Reunited…and it feels so good! After five years away, Montreal indie rockers Wolf Parade are back not only with a classic album reissue and tour dates, but with a new four song EP as well. From the outside looking in, it looks as though the band have used the release of the deluxe ten year anniversary package of their celebrated debut, Apologies To The Queen Mary, as a jumping off point for the their reconvening. One thing is for sure, WP’s two figureheads, Spencer Krug and Dan Boeckner have kept busy in the intervening years; Boeckner with Handsome Furs, Divine Fits and his latest outfit, Operators. Krug on the other hand has had Moonface, Sunset Rubdown and Swan Lake to keep him occupied. The Wolves have been banging out new material on Vancouver Island for the last little while and the hot rumour is that they have a full-length album coming our way at some point this year. In the mean time we have the newly released EP4 to digest, and if you live in Toronto or New York, ten live shows to sample from.

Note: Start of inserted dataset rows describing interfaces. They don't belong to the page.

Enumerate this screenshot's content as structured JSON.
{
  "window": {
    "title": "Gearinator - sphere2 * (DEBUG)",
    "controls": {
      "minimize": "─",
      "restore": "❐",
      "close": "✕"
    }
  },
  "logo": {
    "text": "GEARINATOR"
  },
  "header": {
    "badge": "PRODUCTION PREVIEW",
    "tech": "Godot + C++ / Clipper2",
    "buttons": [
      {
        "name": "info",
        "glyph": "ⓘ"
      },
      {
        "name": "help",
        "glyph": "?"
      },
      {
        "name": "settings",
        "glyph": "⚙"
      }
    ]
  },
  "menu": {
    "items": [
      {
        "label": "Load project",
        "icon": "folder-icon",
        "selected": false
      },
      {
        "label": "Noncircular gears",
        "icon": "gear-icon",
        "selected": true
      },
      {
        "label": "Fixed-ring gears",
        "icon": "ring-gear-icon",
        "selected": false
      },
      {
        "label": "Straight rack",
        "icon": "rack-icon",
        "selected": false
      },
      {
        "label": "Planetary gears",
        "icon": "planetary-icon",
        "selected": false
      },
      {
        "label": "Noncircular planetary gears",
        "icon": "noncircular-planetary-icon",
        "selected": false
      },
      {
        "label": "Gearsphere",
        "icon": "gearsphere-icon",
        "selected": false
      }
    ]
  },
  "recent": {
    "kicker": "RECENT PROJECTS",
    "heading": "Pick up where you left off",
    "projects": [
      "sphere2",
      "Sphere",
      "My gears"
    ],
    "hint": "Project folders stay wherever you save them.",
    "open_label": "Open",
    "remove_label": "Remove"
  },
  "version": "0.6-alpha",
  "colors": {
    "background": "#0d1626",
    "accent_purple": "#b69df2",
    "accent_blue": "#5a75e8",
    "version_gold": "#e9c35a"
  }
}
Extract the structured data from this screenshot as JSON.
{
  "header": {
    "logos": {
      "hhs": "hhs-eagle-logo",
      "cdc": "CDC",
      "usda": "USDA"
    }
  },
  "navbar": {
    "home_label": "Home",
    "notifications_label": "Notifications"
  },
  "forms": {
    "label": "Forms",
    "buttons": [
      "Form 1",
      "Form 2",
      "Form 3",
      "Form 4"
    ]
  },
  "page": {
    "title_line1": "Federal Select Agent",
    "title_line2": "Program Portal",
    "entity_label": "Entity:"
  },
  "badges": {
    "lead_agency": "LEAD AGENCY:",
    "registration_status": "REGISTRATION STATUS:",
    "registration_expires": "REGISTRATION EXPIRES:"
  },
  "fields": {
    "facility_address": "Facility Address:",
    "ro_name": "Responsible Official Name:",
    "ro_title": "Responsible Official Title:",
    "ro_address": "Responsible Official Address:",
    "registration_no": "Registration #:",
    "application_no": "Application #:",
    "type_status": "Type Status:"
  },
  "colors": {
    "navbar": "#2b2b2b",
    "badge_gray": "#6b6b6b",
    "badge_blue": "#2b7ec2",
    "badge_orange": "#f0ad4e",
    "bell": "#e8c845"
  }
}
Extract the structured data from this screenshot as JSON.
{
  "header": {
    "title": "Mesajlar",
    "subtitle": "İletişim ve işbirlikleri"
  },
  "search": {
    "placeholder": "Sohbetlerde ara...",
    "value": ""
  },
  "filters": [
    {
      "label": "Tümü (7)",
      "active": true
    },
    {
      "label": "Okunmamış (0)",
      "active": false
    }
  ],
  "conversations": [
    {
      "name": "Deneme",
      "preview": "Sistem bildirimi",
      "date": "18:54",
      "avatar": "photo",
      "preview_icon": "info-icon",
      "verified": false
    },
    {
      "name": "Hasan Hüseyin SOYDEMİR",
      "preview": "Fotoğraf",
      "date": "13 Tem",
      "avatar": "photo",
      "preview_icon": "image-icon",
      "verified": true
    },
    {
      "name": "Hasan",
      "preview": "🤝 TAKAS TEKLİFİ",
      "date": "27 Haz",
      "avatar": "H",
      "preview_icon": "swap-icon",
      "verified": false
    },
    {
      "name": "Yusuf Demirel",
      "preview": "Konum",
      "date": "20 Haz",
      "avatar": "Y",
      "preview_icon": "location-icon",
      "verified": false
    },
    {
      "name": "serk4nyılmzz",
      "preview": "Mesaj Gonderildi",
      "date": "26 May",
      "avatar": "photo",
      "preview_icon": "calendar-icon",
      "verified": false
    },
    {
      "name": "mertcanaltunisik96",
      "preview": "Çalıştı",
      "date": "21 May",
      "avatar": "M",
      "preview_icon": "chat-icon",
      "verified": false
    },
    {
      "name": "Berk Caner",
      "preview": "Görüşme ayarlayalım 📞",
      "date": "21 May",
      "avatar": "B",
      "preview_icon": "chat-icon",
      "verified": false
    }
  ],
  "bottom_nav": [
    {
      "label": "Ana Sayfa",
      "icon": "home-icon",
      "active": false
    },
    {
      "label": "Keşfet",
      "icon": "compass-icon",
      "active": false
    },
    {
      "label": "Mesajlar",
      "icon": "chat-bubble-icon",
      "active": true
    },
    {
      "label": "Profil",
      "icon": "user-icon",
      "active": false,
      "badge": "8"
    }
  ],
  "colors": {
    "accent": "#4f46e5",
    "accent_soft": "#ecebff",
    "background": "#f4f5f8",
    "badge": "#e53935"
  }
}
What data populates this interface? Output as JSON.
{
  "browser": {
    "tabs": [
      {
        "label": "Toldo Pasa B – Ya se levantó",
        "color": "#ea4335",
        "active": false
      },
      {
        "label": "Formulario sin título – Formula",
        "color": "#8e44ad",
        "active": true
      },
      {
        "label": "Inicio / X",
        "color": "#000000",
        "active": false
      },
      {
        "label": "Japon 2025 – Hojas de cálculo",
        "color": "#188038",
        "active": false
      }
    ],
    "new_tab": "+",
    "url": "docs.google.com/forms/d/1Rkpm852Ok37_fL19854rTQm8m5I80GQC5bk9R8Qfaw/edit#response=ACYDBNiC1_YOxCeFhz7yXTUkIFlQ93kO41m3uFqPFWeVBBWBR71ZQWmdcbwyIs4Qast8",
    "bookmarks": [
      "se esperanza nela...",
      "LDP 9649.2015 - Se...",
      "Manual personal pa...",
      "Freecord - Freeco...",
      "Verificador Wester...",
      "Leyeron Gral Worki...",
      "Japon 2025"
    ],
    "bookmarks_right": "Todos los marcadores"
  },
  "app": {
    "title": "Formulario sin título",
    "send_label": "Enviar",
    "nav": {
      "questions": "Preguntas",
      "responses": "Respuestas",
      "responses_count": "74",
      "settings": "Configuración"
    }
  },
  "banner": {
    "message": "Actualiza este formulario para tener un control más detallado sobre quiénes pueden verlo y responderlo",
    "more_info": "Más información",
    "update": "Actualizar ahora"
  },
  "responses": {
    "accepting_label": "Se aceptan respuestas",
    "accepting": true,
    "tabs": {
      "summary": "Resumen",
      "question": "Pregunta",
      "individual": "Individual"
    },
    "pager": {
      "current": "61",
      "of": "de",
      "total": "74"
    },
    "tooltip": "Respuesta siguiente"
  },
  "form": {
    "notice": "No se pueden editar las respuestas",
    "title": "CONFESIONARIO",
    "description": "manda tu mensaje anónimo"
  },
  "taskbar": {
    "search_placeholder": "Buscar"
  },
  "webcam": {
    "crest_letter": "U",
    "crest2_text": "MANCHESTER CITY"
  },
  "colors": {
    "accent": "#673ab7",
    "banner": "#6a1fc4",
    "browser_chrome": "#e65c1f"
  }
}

With Vancouver Island’s Zuzu’s Petals doing their bit to excite an already anticipatory audience, Spencer Krug, Dan Boeckner, Arlen Thompson and Dante Decaro took to the Lee’s stage and launched into The Apologies favourite “You Are a Runner and I am My Father’s Son.” Given that Krug and Boeckner are the principal songwriters, sets generally seesaw back and forth between each other’s songs and such was the case here. Boeckner’s Apologies track, ‘It’s a Curse” was brought out and then was followed up with What Did My Lover Say (It Always Had To Go This Way), Krug’s standout from their third and most recent record, Expo 86.

The band’s second record, At Mount Zoomer, felt the love too with the playing of “Language City”, “Fine Young Cannibals” and Krug’s epic from that album, “California Dreamer.” As was the case with the previous Wolf Parade shows that I had been fortunate enough to attend, Decaro did yeoman’s work by ably switching between guitar and keyboard duties, while Thompson kept time with nimble and understated beats.

The true measure that defines the band is the dynamic between Krug’s more eccentric and theatrical songs as they play next to Boeckner’s Springsteenesque anthemic rockers, and this was perfectly heard in the final two of the main set: “Shine a Light and “I’ll Believe in Anything.”

As far as new material goes, we were treated to “Mr. Startup” and “Automatic” from EP4 and in keeping with the aforementioned appraisal, Boeckner’s “Automatic” was the up-tempo foot stomper to Krug’s mid-tempo synth laden tune. Both songs fit nicely into the set and should only help to fuel speculation of a new record.

Whatever the future holds for Wolf Parade, it was simply a pleasure to have another chance to witness one of Canada’s finest musical ambassadors doing what they do best!

- Johnny Hooper